■ **Exercise instructions**:
Copy out every line in the entries below that includes "mobile".

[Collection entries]
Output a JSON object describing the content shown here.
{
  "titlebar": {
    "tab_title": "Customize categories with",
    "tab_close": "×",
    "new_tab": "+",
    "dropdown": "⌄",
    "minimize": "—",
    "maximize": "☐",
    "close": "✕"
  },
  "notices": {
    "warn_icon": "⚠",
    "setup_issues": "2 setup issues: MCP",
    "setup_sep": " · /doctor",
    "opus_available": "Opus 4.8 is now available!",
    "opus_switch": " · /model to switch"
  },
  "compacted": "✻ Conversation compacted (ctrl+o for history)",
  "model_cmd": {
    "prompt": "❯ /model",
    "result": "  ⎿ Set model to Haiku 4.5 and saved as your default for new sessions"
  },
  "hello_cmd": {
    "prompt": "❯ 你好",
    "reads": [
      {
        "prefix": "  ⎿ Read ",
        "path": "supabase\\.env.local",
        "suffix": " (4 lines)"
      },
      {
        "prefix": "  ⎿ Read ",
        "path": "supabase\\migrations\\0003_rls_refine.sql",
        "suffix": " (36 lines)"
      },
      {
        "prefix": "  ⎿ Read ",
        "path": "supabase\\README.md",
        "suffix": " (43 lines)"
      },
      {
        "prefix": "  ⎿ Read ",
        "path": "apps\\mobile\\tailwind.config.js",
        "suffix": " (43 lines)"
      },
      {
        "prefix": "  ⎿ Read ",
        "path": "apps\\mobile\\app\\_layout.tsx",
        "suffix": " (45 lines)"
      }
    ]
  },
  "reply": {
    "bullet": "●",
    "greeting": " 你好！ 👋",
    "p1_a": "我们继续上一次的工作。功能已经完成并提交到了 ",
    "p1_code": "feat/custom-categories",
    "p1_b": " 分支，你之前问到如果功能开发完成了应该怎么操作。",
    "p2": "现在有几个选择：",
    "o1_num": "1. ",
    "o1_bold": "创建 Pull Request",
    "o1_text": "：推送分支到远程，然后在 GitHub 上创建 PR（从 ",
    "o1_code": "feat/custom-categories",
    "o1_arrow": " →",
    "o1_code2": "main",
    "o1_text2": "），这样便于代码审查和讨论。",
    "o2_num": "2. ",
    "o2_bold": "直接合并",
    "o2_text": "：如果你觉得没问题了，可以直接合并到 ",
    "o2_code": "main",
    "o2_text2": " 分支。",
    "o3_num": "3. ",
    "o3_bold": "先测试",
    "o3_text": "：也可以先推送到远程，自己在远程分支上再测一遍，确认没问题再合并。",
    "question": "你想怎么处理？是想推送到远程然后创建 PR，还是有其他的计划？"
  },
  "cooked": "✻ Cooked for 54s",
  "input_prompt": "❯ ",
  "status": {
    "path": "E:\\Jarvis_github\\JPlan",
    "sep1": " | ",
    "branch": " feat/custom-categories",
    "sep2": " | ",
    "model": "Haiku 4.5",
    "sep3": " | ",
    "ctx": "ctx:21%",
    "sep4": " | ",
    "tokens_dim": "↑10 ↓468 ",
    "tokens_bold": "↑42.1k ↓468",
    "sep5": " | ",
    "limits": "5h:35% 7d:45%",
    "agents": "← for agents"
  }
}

■ **Answer box**:
        "path": "apps\\mobile\\tailwind.config.js",
        "path": "apps\\mobile\\app\\_layout.tsx",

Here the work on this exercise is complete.